In the response, each entry below should appear again exactly as given.

SOURCE MATERIAL Start Marker

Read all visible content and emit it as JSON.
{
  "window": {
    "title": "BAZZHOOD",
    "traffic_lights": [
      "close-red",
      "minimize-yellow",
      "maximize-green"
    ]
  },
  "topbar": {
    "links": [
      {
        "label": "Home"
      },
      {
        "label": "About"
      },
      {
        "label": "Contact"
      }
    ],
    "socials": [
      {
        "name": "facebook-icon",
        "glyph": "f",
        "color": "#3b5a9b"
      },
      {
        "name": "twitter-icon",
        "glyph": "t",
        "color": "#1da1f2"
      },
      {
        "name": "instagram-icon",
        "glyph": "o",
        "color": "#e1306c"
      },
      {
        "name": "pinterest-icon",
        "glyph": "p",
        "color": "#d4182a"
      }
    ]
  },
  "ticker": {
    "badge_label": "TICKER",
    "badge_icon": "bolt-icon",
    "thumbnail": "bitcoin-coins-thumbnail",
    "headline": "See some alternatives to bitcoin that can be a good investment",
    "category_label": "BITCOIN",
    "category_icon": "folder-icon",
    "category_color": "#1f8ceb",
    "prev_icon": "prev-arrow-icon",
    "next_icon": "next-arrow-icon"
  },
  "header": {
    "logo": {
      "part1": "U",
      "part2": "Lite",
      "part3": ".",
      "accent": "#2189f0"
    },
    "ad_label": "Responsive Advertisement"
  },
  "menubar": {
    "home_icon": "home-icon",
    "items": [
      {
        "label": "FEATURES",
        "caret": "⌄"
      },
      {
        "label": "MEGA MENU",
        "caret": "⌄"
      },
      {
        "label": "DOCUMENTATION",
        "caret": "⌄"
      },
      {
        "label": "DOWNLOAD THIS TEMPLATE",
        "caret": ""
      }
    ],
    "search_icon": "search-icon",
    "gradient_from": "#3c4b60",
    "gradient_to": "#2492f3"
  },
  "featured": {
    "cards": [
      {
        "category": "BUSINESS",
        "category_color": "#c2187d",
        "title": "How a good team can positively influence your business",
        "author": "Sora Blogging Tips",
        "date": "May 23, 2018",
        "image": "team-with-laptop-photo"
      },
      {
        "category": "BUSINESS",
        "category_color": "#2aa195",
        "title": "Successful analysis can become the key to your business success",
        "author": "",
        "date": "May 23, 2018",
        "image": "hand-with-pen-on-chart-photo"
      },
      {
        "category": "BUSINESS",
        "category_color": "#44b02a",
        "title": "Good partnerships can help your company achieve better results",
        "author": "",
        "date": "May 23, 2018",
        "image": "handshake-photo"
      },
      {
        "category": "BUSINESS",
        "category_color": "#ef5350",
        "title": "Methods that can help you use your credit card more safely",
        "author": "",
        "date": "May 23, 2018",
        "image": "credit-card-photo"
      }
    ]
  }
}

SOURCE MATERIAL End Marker

ANSWER BOX
Read all visible content and emit it as JSON.
{
  "window": {
    "title": "BAZZHOOD",
    "traffic_lights": [
      "close-red",
      "minimize-yellow",
      "maximize-green"
    ]
  },
  "topbar": {
    "links": [
      {
        "label": "Home"
      },
      {
        "label": "About"
      },
      {
        "label": "Contact"
      }
    ],
    "socials": [
      {
        "name": "facebook-icon",
        "glyph": "f",
        "color": "#3b5a9b"
      },
      {
        "name": "twitter-icon",
        "glyph": "t",
        "color": "#1da1f2"
      },
      {
        "name": "instagram-icon",
        "glyph": "o",
        "color": "#e1306c"
      },
      {
        "name": "pinterest-icon",
        "glyph": "p",
        "color": "#d4182a"
      }
    ]
  },
  "ticker": {
    "badge_label": "TICKER",
    "badge_icon": "bolt-icon",
    "thumbnail": "bitcoin-coins-thumbnail",
    "headline": "See some alternatives to bitcoin that can be a good investment",
    "category_label": "BITCOIN",
    "category_icon": "folder-icon",
    "category_color": "#1f8ceb",
    "prev_icon": "prev-arrow-icon",
    "next_icon": "next-arrow-icon"
  },
  "header": {
    "logo": {
      "part1": "U",
      "part2": "Lite",
      "part3": ".",
      "accent": "#2189f0"
    },
    "ad_label": "Responsive Advertisement"
  },
  "menubar": {
    "home_icon": "home-icon",
    "items": [
      {
        "label": "FEATURES",
        "caret": "⌄"
      },
      {
        "label": "MEGA MENU",
        "caret": "⌄"
      },
      {
        "label": "DOCUMENTATION",
        "caret": "⌄"
      },
      {
        "label": "DOWNLOAD THIS TEMPLATE",
        "caret": ""
      }
    ],
    "search_icon": "search-icon",
    "gradient_from": "#3c4b60",
    "gradient_to": "#2492f3"
  },
  "featured": {
    "cards": [
      {
        "category": "BUSINESS",
        "category_color": "#c2187d",
        "title": "How a good team can positively influence your business",
        "author": "Sora Blogging Tips",
        "date": "May 23, 2018",
        "image": "team-with-laptop-photo"
      },
      {
        "category": "BUSINESS",
        "category_color": "#2aa195",
        "title": "Successful analysis can become the key to your business success",
        "author": "",
        "date": "May 23, 2018",
        "image": "hand-with-pen-on-chart-photo"
      },
      {
        "category": "BUSINESS",
        "category_color": "#44b02a",
        "title": "Good partnerships can help your company achieve better results",
        "author": "",
        "date": "May 23, 2018",
        "image": "handshake-photo"
      },
      {
        "category": "BUSINESS",
        "category_color": "#ef5350",
        "title": "Methods that can help you use your credit card more safely",
        "author": "",
        "date": "May 23, 2018",
        "image": "credit-card-photo"
      }
    ]
  }
}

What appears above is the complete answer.